Economists say it could take years for market to recover.
There was a slight uptick in new home sales at the end of last year, but the numbers were not good enough to help one of the worst housing market years on record.
High unemployment and the ongoing mortgage crisis have home buyers and the overall housing market still in search of solid ground.
Signed contracts for new homes jumped more than 17 percent in December compared to the month before, a move in the right direction.
Still, the total number of new homes sold in December only added up to 22,000 nationwide.
That made for a dismal 2010 where new home sales totaled 321,000, the fewest number of home buyers in 47 years.
"In November, of the 20 cities we tracked, only one, San Diego, saw any increase and that was a scant 1/10th of one percent," says David Blitzer of the S&P 500 Index Committee.
The housing slump sticks out like a sore thumb in what the federal reserve calls an improving economic outlook.
Analysts say unlike other downturns, the damage caused by the mortgage crisis, a flood of foreclosures and falling home values have kept the market from playing a star role in this recovery.
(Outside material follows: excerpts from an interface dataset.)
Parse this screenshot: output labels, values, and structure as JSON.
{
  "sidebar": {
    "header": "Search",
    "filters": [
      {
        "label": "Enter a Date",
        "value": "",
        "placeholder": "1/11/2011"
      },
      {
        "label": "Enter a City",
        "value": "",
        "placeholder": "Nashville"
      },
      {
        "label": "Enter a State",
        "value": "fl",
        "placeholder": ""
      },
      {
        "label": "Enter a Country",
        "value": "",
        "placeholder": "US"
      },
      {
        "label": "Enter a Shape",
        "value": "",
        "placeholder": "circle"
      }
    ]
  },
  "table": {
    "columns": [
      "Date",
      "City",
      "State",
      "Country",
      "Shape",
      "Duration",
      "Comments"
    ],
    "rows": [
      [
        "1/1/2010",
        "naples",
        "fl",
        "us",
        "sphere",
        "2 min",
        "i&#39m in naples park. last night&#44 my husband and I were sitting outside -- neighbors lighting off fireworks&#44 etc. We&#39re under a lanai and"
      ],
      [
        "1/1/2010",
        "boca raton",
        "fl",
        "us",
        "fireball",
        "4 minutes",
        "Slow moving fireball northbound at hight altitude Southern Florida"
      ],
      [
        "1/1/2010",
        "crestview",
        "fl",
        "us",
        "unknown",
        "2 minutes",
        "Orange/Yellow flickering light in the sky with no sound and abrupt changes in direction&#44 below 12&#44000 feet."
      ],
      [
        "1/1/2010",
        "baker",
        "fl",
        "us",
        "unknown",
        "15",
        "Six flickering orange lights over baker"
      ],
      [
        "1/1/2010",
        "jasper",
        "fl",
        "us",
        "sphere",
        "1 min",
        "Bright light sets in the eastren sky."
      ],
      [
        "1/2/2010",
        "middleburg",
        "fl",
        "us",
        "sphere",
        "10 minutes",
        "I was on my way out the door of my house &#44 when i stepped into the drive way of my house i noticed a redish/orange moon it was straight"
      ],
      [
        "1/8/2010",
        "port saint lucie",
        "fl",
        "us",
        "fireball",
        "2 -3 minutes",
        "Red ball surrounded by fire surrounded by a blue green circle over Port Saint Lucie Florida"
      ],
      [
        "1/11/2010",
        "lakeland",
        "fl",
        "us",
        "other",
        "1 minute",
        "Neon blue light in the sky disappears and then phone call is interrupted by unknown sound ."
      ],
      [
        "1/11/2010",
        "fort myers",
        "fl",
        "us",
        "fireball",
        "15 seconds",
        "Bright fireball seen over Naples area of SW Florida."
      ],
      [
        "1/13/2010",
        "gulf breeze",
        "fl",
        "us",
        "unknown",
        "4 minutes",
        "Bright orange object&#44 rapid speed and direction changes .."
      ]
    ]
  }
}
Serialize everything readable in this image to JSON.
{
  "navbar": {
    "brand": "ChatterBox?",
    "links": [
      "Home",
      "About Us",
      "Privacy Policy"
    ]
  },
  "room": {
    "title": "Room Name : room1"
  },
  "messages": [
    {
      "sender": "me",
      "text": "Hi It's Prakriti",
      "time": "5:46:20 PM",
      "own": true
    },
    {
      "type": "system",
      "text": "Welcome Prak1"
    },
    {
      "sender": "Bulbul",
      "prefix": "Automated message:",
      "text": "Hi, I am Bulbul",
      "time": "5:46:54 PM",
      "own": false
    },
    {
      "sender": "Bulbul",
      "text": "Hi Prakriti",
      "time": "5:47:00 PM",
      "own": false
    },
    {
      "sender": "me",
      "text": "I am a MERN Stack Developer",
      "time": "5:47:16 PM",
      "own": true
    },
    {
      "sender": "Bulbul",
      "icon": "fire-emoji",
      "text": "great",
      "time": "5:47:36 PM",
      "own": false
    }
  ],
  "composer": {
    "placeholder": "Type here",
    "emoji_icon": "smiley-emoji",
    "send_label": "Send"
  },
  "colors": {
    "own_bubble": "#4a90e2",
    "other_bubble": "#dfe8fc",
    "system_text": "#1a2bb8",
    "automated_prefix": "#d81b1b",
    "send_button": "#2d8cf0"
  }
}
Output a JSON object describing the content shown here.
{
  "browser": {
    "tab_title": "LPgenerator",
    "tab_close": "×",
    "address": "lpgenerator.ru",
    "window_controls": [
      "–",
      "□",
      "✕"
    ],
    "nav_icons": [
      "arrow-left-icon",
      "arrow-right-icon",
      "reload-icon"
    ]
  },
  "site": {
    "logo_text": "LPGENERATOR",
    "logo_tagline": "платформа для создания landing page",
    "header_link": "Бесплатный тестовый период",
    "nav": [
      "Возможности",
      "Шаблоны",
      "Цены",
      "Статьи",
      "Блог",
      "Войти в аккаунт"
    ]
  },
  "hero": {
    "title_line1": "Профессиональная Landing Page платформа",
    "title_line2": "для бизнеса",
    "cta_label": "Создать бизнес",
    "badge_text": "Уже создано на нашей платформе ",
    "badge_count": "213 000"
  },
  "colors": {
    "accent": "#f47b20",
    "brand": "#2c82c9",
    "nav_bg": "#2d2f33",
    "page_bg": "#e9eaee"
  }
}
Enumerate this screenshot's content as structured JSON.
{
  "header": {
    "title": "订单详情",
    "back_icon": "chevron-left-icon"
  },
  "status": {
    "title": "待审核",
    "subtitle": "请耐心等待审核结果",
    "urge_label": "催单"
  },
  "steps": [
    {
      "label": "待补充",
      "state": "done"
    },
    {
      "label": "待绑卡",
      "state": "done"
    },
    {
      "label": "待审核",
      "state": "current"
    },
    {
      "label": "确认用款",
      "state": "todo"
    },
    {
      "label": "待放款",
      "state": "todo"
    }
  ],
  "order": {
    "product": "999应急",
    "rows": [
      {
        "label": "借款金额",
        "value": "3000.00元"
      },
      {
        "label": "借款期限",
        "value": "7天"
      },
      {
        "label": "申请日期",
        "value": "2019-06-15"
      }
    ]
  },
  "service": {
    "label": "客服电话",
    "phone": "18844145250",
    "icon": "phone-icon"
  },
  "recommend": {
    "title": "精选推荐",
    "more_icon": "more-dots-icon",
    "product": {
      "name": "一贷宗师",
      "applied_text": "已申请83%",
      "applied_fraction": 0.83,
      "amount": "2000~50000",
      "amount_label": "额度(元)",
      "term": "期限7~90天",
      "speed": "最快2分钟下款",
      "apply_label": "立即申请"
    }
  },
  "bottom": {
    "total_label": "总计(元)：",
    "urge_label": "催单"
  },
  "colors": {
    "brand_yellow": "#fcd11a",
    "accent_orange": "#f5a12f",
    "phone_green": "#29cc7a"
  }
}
"We've got to work through a large access supply," Blitzer says. "We probably have twice as many homes on the market as we do in normal economic conditions. As that works down prices will first stabilize and then hopefully begin to rise."